Unesco is to convene an international meeting in Afghanistan next month to discuss the reconstruction of the Buddhas of Bamiyan. Rebuilding these symbols of the country’s illustrious heritage has already received the support of Afghan minister of information and culture Raheen Makhdoom. The work would take up to four years and cost an estimated $30 to $50 million.
News of official backing for the reconstruction of the 1,700-year-old Buddhas has come from Paul Bucherer-Dietschi, director of the Bibliotheca Afghanica museum-in-exile at Bubendorf, near Basel. He returned a month ago from a five-week Unesco mission to Kabul, where he found universal support for rebuilding the three statues destroyed by the Taliban. “When I talked with people in the bazaars, I pointed out that restoring one statue might cost as much as 30 bridges,” he reported. Afghanis then told him: “The bridges we can rebuild ourselves, and we will anyway. But the Buddhas must also be rebuilt—it’s our heritage.”
Reconstruction at Bamiyan is regarded as “an absolute political priority”. Symbolically, it would be a dramatic rejection of what the Taliban and Al-Qa’eda represented. Economically, it would encourage foreign tourists to return to Bamiyan. “Why else would they make an eight-hour drive on gravel roads from Kabul?” Mr Bucherer admits that the question of whether it is “responsible” to proceed with the reconstruction is a question which needs to be seriously addressed by archaeologists at the Unesco meeting.
Mr Bucherer’s recent visit to Bamiyan has enabled him to give a detailed account of the terrible events of a year ago. “I had hoped that some of the feet of the Buddhas might still survive under rubble, but the destruction was done in a highly professional way,” he reported. Local Taliban had been reluctant to undertake the task, so foreign Al-Qa’eda supporters were brought in from Kabul, along with two Chechen explosives specialists.
On 20 February 2001 they began at the base of the statues, drilling holes up to 1.8 metres-deep with sophisticated machinery. Explosives were placed in the cavities, destroying the feet. Work then continued until 8 March. Mr Bucherer found that the destruction had been extremely thorough: “Absolutely nothing remained of the Buddhas, other than a few boulders from the inner core. I made a long search, and found only one small piece of the outer plaster, the size of my hand.” This he took with him, for chemical and technical analysis. Local people told Mr Bucherer that all the plaster had been removed by six lorries and taken to Pakistan, where it was apparently sold as paperweights.

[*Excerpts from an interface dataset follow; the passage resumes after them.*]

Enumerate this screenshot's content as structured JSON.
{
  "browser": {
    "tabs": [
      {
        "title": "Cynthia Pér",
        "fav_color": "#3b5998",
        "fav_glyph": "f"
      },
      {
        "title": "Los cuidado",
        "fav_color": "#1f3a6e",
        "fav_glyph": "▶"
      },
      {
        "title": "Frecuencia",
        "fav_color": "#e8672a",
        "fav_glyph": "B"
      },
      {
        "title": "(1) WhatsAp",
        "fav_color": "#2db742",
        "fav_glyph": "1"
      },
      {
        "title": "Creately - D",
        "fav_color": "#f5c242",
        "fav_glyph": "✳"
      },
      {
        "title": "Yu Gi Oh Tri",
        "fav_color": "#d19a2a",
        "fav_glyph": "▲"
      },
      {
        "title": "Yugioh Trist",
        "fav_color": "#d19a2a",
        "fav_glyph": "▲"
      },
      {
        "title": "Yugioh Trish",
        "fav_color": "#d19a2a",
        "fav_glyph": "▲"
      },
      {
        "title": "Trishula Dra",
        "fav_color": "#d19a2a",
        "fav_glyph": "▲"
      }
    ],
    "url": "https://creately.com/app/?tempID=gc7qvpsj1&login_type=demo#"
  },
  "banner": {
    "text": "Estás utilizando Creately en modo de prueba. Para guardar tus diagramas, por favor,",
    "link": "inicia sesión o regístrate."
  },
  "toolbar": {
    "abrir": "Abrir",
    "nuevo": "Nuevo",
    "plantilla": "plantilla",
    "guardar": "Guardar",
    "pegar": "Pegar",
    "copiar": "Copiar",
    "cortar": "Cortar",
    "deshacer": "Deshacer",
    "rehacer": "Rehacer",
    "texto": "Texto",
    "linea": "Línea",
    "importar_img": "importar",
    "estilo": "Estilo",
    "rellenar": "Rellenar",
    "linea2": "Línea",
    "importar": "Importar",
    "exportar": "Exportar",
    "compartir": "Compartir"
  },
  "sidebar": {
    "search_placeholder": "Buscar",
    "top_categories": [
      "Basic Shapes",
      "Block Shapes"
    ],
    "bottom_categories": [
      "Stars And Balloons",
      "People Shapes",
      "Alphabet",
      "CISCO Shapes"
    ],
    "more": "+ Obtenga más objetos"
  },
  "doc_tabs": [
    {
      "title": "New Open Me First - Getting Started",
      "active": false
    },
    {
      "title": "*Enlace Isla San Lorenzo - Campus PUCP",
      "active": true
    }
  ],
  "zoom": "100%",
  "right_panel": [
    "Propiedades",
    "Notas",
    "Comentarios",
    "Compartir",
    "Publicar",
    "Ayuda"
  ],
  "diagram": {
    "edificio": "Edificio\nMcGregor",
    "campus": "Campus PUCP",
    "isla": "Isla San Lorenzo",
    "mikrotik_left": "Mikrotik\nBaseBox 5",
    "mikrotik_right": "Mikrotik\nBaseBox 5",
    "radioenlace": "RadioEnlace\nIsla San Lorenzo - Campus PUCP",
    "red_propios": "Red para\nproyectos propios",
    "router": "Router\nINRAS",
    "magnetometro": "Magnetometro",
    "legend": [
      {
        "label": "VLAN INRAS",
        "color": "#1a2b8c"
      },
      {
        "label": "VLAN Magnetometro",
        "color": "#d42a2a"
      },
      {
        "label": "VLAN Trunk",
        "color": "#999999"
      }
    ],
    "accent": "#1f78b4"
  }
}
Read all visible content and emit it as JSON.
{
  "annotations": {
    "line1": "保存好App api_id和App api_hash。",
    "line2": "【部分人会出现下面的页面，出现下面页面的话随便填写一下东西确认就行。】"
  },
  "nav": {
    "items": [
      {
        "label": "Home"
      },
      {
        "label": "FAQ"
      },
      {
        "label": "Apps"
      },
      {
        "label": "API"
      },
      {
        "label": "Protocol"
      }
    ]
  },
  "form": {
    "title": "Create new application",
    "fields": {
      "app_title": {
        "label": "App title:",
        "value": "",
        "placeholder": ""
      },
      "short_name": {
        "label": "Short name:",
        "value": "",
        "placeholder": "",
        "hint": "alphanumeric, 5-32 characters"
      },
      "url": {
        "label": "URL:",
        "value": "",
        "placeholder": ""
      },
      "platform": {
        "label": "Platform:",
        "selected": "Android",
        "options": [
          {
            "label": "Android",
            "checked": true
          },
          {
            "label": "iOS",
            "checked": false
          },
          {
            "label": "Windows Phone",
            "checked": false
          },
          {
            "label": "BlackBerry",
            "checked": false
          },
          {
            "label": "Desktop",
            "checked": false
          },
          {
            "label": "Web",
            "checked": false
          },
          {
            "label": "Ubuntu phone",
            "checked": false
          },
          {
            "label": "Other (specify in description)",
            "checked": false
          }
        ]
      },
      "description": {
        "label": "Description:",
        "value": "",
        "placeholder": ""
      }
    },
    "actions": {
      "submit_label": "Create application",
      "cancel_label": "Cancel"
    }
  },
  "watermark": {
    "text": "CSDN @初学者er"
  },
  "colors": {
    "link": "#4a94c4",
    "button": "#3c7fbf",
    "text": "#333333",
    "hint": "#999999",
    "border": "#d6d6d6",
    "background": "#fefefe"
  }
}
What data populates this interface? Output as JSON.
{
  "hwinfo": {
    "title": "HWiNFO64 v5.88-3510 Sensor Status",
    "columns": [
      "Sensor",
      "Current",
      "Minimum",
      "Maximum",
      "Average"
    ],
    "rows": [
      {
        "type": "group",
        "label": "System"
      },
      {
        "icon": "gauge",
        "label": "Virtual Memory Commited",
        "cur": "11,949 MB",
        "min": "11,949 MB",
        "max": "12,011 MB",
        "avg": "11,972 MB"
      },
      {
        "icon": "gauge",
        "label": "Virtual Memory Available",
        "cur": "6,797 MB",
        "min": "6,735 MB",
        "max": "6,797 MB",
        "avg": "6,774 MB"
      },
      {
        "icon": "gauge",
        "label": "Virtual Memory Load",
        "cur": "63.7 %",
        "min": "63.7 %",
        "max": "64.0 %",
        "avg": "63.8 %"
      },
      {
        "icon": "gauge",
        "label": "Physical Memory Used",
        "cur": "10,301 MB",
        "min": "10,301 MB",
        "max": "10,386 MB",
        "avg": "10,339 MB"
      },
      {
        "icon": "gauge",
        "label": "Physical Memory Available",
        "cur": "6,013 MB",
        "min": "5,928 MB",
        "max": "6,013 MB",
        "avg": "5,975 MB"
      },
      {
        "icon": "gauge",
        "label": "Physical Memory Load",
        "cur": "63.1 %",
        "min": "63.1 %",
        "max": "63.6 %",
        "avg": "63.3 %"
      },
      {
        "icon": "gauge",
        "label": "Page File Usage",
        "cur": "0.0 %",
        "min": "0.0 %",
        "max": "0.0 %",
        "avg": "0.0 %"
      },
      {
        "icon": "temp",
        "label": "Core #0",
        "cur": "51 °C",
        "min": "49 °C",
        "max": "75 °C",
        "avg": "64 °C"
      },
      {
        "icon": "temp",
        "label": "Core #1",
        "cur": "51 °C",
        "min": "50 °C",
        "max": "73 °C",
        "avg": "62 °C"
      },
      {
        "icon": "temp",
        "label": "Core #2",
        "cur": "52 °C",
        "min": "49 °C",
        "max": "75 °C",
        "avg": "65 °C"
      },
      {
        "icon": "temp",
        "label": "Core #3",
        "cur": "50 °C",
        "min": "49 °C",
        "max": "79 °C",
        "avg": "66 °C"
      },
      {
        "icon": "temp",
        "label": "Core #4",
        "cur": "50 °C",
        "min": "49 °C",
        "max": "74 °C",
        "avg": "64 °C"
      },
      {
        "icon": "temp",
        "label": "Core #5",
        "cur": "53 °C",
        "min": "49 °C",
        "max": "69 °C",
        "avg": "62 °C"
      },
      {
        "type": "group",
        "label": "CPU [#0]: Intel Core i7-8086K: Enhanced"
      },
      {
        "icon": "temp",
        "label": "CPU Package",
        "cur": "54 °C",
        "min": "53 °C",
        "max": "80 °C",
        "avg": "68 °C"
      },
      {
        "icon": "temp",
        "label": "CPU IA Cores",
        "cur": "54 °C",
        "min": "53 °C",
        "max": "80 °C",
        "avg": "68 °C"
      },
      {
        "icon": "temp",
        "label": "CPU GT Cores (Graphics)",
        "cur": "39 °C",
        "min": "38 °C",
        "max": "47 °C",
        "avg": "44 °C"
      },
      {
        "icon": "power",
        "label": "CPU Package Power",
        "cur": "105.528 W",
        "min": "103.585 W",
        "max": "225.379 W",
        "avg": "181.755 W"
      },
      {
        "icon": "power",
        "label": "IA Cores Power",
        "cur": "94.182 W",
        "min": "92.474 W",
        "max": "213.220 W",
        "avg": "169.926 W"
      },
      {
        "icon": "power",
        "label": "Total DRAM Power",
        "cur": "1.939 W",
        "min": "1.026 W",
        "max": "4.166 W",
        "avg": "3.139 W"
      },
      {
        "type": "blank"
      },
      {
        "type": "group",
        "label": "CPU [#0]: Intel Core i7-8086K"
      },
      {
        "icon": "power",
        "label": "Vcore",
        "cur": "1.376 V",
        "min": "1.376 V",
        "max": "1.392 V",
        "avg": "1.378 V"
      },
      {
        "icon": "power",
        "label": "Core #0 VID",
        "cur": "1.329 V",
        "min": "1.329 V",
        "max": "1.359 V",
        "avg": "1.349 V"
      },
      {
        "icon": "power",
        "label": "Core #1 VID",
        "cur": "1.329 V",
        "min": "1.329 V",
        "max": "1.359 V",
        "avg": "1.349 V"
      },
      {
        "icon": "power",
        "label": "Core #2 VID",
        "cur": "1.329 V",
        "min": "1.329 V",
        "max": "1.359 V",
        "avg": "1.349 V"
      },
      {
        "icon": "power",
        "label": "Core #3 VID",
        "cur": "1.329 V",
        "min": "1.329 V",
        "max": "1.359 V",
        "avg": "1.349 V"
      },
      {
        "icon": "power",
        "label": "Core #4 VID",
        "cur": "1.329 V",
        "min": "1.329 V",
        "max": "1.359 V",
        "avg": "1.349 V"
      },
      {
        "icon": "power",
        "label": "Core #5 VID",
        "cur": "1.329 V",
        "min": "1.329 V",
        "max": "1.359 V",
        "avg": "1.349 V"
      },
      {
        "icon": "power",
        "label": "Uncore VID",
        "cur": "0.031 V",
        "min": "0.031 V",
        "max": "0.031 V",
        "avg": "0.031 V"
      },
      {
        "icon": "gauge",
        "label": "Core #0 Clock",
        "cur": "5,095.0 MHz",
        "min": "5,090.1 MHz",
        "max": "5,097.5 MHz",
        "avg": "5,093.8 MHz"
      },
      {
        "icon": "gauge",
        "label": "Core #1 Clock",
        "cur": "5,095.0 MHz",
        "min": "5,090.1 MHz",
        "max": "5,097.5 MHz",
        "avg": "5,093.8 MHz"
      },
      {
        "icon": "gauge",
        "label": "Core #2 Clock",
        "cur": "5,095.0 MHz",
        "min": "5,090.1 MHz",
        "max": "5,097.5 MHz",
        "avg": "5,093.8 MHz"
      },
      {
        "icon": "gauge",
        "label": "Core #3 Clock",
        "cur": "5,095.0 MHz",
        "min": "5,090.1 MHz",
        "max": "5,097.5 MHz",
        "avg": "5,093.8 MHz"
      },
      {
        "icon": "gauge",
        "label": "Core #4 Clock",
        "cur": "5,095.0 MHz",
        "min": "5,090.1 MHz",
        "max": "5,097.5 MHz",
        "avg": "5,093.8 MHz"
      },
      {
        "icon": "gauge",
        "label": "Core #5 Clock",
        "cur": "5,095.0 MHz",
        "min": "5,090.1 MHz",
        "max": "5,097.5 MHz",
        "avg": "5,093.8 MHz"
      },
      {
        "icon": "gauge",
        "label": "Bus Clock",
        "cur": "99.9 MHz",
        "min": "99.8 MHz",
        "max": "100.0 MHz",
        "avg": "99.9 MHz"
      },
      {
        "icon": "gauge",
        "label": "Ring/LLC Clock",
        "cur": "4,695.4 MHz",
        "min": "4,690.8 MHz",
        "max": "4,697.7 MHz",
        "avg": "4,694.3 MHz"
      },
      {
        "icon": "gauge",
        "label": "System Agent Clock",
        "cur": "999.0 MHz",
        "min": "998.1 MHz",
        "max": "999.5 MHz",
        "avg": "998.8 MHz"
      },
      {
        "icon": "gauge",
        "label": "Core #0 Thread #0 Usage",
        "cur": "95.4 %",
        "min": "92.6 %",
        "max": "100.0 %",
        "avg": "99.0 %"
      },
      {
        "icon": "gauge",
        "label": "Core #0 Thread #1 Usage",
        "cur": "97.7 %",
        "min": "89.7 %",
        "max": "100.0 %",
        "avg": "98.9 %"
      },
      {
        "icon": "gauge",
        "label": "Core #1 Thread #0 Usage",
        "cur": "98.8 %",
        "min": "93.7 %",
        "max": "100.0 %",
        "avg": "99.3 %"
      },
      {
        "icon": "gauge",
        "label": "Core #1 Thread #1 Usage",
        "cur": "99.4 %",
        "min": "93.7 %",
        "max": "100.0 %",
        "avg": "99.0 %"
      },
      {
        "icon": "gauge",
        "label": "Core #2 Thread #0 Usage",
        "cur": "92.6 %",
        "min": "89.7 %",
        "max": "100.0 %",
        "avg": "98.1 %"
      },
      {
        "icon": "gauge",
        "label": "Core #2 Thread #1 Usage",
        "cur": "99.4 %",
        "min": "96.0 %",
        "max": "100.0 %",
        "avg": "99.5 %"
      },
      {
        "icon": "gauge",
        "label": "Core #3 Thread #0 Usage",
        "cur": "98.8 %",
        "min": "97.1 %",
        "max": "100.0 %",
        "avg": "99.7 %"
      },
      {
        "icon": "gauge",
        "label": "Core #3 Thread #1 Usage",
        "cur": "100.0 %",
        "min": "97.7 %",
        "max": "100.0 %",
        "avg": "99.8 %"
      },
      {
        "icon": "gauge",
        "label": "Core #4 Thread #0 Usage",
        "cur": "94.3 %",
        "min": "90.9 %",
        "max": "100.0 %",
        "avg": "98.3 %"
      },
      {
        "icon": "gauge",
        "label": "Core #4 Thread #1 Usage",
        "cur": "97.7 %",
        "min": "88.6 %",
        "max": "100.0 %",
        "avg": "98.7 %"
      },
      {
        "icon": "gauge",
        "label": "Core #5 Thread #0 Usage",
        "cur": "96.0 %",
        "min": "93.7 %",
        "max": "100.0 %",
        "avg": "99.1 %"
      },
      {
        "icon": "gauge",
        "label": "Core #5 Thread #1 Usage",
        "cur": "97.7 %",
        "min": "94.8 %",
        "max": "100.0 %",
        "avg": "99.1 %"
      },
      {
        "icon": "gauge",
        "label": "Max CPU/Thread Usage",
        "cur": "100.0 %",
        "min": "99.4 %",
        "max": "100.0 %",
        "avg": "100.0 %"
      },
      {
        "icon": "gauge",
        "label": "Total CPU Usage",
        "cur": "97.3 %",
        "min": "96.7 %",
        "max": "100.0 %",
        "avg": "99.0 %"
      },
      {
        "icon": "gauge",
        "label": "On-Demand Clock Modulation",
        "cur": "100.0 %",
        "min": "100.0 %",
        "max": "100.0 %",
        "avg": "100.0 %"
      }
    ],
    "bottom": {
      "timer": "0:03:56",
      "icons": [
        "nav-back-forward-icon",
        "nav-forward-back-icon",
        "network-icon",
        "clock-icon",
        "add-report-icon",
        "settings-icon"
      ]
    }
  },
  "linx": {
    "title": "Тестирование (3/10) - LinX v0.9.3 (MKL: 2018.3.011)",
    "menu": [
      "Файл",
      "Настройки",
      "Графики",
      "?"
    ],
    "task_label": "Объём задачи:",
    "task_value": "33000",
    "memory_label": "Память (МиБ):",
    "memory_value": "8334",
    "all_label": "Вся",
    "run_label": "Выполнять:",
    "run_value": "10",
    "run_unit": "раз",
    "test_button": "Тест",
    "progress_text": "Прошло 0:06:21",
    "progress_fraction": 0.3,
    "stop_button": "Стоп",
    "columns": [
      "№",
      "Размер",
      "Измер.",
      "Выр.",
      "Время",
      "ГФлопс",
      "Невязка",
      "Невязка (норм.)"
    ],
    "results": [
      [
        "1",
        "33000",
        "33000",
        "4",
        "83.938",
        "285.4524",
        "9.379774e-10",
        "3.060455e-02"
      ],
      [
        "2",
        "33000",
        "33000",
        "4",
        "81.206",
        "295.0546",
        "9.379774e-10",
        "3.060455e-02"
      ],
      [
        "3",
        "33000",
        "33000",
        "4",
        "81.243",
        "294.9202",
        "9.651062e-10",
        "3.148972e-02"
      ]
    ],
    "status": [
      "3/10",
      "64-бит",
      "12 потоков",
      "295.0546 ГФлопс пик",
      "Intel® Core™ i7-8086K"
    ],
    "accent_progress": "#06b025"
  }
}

The most expensive task in the reconstruction will not be the statues, but the adjacent cliff, which was damaged by numerous explosions. It may well require the insertion of steel rods to anchor the walls. Fortunately, highly detailed photogrammetric measurements of the largest 53-metre statue were taken in 1970 by Austrian specialist, Robert Kostka. Other data were gathered by Professor Takayasu Higuchi of Kyoto University in the 1980s. It should therefore be possible to reconstruct the statues so that they would appear virtually indistinguishable from the lost originals.
The remains of the rubble would be quite unsuitable for the reconstruction and various materials have been proposed, ranging from local stone to concrete. One idea is to build horizontal supports every three metres or so, and cover this profile with a lightweight cladding. This would show the shape of the original, without the deception of using solid material. It would also make it possible to build an internal spiral staircase to the top. Another option would be to build the replicas a few hundred metres away, not in the original niches.
Mr Bucherer also visited the remains of the Kabul Museum, which was devastated last year by Taliban militants. “Virtually the entire collection was reduced to a mound of six cubic-metres of debris,” he explained. Curators told Mr Bucherer how every box of artifacts was methodically emptied onto the ground, and objects depicting human or animal forms were then individually and systematically smashed with a hammer. Hardly any of the pieces were bigger than a thumbnail. It took 10 people three weeks to complete the task. Sadly, very little was saved, although occasionally curators were able to move small objects into boxes which had already been combed. This may have saved up to a hundred items.
Mystery still surrounds the Bactrian gold which had been stored in a secure vault within the ministry of finance. The 20,000 gold objects, excavated in 1978, are said to have been sealed in boxes which required seven keys to open. Despite extensive inquiries, Mr Bucherer was unable to discover the fate of the Bactrian treasure. The fact that none of the items discovered in 1978 has come onto the market gives grounds for optimism, although they could have been melted down.
Originally appeared in The Art Newspaper as 'Bamiyan Buddhas may be rebuilt'